START Information given

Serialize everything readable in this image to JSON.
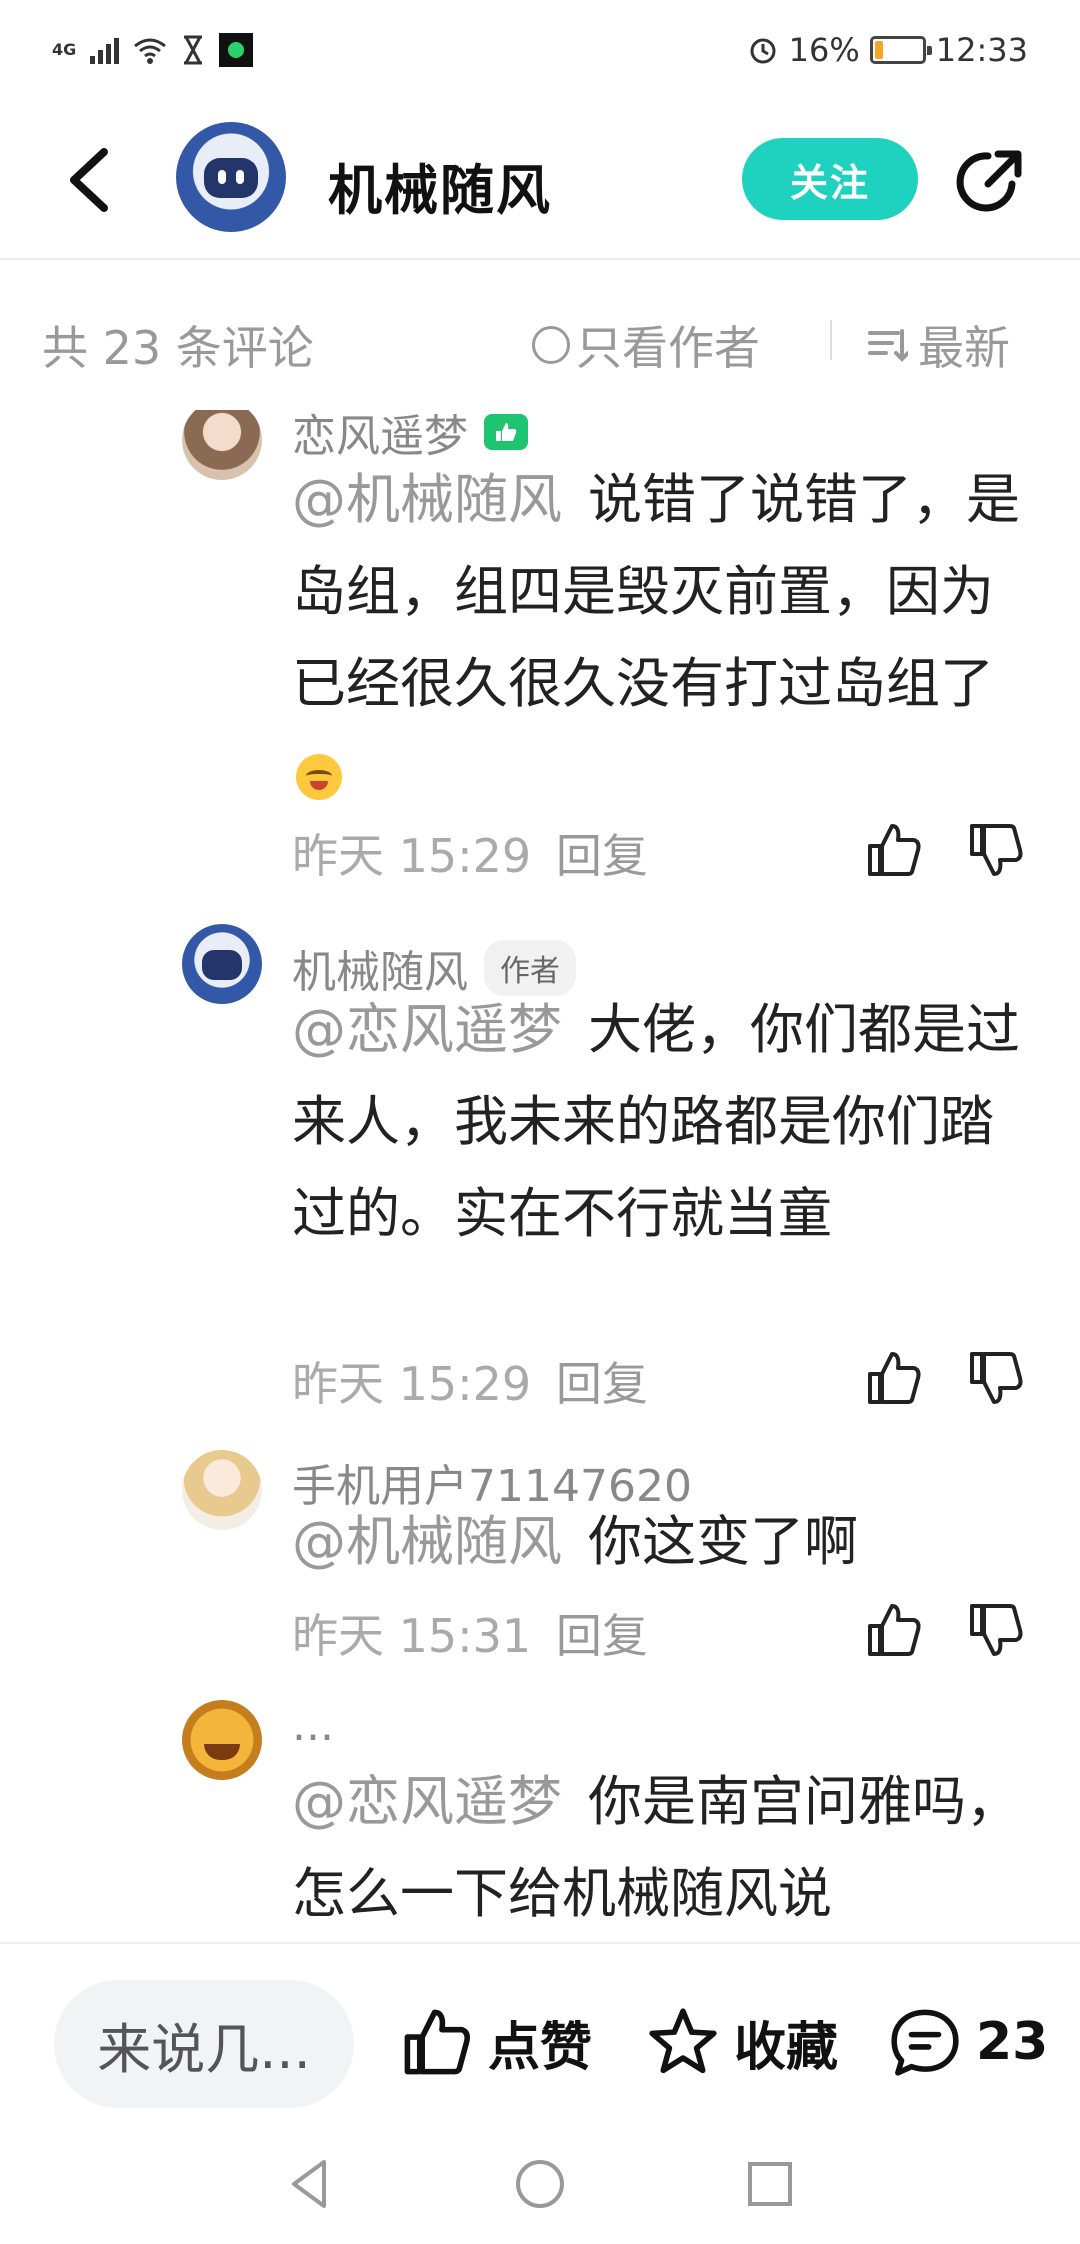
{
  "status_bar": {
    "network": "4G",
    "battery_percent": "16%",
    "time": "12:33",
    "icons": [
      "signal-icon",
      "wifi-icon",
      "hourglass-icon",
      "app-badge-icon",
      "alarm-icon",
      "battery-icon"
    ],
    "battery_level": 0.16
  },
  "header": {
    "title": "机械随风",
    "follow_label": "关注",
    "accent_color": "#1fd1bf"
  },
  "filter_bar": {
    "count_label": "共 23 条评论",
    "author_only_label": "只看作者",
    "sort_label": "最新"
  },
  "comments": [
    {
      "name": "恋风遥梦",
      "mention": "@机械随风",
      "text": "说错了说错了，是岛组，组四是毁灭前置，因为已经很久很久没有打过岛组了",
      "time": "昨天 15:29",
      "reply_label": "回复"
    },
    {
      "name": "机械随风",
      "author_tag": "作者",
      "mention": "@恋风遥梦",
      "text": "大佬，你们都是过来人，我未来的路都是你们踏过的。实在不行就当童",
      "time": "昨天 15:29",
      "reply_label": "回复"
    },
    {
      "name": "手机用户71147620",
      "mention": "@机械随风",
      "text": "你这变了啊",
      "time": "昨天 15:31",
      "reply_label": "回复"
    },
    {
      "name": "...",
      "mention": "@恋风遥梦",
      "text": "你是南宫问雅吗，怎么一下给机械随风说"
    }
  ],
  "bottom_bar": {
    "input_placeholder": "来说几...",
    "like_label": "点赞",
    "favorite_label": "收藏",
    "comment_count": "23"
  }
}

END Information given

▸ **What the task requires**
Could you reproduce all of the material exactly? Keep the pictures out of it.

▸ **Answer section**
Serialize everything readable in this image to JSON.
{
  "status_bar": {
    "network": "4G",
    "battery_percent": "16%",
    "time": "12:33",
    "icons": [
      "signal-icon",
      "wifi-icon",
      "hourglass-icon",
      "app-badge-icon",
      "alarm-icon",
      "battery-icon"
    ],
    "battery_level": 0.16
  },
  "header": {
    "title": "机械随风",
    "follow_label": "关注",
    "accent_color": "#1fd1bf"
  },
  "filter_bar": {
    "count_label": "共 23 条评论",
    "author_only_label": "只看作者",
    "sort_label": "最新"
  },
  "comments": [
    {
      "name": "恋风遥梦",
      "mention": "@机械随风",
      "text": "说错了说错了，是岛组，组四是毁灭前置，因为已经很久很久没有打过岛组了",
      "time": "昨天 15:29",
      "reply_label": "回复"
    },
    {
      "name": "机械随风",
      "author_tag": "作者",
      "mention": "@恋风遥梦",
      "text": "大佬，你们都是过来人，我未来的路都是你们踏过的。实在不行就当童",
      "time": "昨天 15:29",
      "reply_label": "回复"
    },
    {
      "name": "手机用户71147620",
      "mention": "@机械随风",
      "text": "你这变了啊",
      "time": "昨天 15:31",
      "reply_label": "回复"
    },
    {
      "name": "...",
      "mention": "@恋风遥梦",
      "text": "你是南宫问雅吗，怎么一下给机械随风说"
    }
  ],
  "bottom_bar": {
    "input_placeholder": "来说几...",
    "like_label": "点赞",
    "favorite_label": "收藏",
    "comment_count": "23"
  }
}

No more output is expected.